Touch cues!! They really helped Drew develop certain sounds that were so hard for him.  The Kaufman protocol has also been huge for him.  The occasional glass of red wine has been therapeutic for me.

Random question: What's one of the craziest dreams you've ever had? 

When I was a kid, I had the same dream over and over again. A lion was living in my house. Just us, no parents. The lion could only walk on the carpeting, and I could only walk on the tile. Which gave me the bathroom and the kitchen, which was pretty sweet, but he got the bedrooms and the living room (and the TV, which was unfair). The whole dream was us running around and skidding, cartoon-style. I have no idea what it meant, but I do remember dashing through certain rooms during the daytime, just in case.

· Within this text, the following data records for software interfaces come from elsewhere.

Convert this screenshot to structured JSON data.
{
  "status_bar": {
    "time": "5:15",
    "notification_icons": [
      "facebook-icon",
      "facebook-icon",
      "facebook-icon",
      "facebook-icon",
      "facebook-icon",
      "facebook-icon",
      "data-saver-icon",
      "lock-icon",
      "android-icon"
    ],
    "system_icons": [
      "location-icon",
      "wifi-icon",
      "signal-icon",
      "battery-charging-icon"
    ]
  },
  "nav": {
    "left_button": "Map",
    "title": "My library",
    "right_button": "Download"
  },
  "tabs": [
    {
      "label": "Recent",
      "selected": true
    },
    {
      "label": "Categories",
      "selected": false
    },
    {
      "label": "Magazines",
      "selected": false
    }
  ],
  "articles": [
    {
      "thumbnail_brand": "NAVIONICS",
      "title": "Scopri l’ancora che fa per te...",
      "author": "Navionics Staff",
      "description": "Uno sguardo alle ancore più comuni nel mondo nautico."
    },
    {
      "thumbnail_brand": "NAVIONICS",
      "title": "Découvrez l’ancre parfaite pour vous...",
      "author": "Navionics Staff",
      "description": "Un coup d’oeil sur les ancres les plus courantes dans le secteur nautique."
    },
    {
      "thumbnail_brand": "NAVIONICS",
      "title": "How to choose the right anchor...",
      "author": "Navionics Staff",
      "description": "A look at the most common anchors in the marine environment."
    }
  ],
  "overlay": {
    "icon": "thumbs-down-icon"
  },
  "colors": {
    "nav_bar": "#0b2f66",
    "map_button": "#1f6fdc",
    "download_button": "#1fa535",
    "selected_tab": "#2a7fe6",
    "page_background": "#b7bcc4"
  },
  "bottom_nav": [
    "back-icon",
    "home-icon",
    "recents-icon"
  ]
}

If you feel like it’s not too personal, can you share your diagnosis story?
We did the nuchal translucency testing when I was pregnant with Drew, and while the translucency itself was perfect, the bloodwork came up with a 1 in 76 chance that he had Down syndrome. We opted not to do an amnio, since we knew that a Ds diagnosis wouldn't change anything for us. But I did have a Level II u/s in my 20th week, and the high-risk OB who read it swore up and down that Drew did NOT have Ds. His measurements were perfect, his nasal bone and heart were fine, etc. But when I was in labor, about to head into the OR (it was a planned C-section), I just knew that my baby had Down syndrome. I am distinctly un-woowoo, so I can't explain the feeling, other than I just knew that he did. I asked a nurse to see if a neonatologist could come in, just to be safe. Sure enough, when Drew was born, they saw some soft markers of Ds. He also had pulmonary hypertension and was having difficulty breathing, so they rushed him off to the NICU. The next few days were a blur, as he struggled with the pulmonary hypertension. Then they told us he had a heart defect, and that they were worried it was a major one. The same morning that the team from cardiology was doing an echocardiogram on Drew, the karyotype results came in. But the neonatologist who delivered the news that Drew had T21 did it on the heels of the cardiologist, who told us that Drew's heart defect was, in fact, minor, and would likely close on its own (it did.) So when the neonatologist delivered the T21 diagnosis in very somber tones, David and I were so happy and relieved about his heart being okay that it didn't feel like a big blow.  The worry and fear came later, of course, and that's where our parent mentor and our wonderful families really helped. 
Thank you, so much Kathy for your spirit of servant-hood and your inspirational family!

What a handsome boy!

What a great looking family!

Sibling fun!